vectorscores is a new series of dynamic compositions by John Teske. The scores are written algorithmically so the works as a whole are crafted but the details are unique for each performance.

John has been exploring ways to express complex ideas to musicians given limitations on rehearsal time, funding, and location. vectorscores uses web technology to create scores and parts for musicians that use animation to present musical material, generate and update parts in real-time, and allow a musician’s choices to influence other players’ parts.

vectorscores is iterative and transparent, with a public code repository and the latest progress published to the website. The project is a continual work in progress, with every rehearsal and performance helping the composer further shape the works and clarify notation.

Advantages over traditional scores

  • online access to scores via web browser
  • use of animation
  • tutorial function for education and to aid in rehearsal—useful when dealing with complex music, tight timelines and budgets, or the absence of the composer
  • unique musical possibilities including: parts generated based on input, collaboration, realtime generation of musical material, etc.
  • vector graphics can be scaled and manipulated without loss of quality

Work concepts

  • Greater control over texture and density in open instrumentation works. From core musical concepts, generate parts based on ensemble size and registers. Example: ad;sr
  • Topographic scores. Microcosms of sound, possibly based on data from the performers’ location. Reveal score over time or by position (“fog of war”).
  • Music formatted as a storyboard. Present a musical “scene” while previewing the next, cueing and transitioning between scenes using animation.
  • Open form/mobile movements, generated in realtime.
  • Decision Tree. At each section, performers are given a choice between two cells of music. Decisions shape the direction of the work over time.
  • Morphing clouds of sound, smoothly transitioning between material.
  • Clustering and group dynamics. Control orchestration through use of motion in score.
  • Interpreting 3D graphic scores. Musicians sit around a phantom central object, parts are generated based on their position.
  • Textural Messages.
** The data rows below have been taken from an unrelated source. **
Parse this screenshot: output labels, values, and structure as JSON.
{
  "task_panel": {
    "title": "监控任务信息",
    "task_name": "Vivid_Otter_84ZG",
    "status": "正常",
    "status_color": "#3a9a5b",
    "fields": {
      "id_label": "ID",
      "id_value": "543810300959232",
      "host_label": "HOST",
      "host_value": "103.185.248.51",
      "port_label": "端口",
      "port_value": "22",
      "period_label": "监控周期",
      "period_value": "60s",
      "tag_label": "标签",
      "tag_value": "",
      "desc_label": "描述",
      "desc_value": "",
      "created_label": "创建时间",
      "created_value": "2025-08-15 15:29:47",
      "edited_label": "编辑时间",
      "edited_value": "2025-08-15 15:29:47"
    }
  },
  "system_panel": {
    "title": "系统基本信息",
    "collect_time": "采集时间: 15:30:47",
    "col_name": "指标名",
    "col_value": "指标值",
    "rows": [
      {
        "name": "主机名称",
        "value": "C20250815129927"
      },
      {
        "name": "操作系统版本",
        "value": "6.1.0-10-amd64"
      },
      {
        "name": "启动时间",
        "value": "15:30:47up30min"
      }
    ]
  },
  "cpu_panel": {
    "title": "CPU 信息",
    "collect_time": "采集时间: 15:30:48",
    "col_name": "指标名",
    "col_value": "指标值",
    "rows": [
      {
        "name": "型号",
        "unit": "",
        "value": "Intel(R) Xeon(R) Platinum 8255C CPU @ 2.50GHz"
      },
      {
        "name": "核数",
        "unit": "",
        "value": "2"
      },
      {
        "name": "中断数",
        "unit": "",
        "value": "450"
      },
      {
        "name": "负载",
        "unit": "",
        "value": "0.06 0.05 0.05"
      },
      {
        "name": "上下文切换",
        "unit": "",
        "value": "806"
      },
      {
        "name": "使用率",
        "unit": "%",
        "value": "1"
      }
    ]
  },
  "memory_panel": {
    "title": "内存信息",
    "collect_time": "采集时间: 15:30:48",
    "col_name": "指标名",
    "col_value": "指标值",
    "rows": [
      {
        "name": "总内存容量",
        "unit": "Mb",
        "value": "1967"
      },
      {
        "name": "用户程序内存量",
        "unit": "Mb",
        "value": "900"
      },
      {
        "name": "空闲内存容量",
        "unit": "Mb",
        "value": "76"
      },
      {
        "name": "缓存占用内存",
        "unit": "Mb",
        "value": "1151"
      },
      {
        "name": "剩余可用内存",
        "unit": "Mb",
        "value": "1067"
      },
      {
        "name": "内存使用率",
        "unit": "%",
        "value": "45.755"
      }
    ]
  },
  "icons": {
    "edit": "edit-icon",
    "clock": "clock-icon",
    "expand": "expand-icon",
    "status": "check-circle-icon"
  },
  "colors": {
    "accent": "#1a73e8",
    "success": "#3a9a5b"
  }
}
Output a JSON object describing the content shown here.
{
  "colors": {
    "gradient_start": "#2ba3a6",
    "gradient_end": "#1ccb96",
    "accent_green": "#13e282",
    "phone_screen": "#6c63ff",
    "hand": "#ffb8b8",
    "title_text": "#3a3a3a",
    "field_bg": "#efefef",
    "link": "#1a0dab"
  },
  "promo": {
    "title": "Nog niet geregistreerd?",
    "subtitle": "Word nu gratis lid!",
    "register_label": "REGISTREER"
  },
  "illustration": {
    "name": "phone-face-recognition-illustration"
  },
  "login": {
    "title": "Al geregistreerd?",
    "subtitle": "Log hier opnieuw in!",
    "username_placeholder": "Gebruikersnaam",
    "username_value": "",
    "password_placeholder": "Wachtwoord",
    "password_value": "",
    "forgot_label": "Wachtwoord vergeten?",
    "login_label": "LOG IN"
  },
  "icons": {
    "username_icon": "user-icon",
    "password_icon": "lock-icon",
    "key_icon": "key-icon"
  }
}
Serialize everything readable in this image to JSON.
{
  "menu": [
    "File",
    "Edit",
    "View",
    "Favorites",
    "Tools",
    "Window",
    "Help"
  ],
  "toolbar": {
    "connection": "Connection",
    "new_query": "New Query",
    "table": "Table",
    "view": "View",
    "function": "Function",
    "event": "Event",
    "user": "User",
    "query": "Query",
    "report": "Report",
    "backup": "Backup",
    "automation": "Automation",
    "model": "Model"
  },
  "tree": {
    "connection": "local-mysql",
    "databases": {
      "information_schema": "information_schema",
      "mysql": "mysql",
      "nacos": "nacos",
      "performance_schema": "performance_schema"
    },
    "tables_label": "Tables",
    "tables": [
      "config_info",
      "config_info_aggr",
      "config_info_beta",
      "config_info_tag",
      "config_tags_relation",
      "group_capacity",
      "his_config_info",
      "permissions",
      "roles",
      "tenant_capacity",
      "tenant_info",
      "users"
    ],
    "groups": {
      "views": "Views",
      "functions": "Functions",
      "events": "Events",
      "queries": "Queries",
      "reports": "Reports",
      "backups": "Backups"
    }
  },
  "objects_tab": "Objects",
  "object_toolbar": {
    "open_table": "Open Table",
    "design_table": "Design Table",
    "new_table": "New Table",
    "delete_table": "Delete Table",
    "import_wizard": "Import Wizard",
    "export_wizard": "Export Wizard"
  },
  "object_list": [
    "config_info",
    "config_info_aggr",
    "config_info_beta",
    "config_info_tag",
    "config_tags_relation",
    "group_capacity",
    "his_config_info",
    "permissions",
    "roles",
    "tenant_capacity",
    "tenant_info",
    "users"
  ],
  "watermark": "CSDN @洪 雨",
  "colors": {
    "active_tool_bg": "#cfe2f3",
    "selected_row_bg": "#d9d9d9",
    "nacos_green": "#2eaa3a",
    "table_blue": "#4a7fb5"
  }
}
Call and response between ensembles performing graphic/textural/musical content, generated in realtime.
  • More to be developed as project takes shape.


vectorscores is supported by the Seattle Office of Arts & Culture.


The vectorscores framework is released under the MIT License. Copyright of compositions resulting from code and parameters using the framework belong to the composer.


  • Performances. Perform works created with vectorscores. Contact me and I’ll list performances here along with links to any audio and video documentation.
  • Compositions. Use the vectorscores framework to compose your own score. You are welcome to use my work a starting point—but please make them your own!
  • Repository. I encourage feedback and contributions to this project. Feel free to submit issues and pull requests!



The current scope of this project is to require as few dependencies as possible for ease of performances and contribution.

Public access to works

  • viewing and contribution via GitHub
  • download generated vector files and pdfs of scores
  • download pre-selected vector files and pdfs of scores
  • clone or download repository to run on local machine or WLAN
  • documentation of premiere performances and other performances as available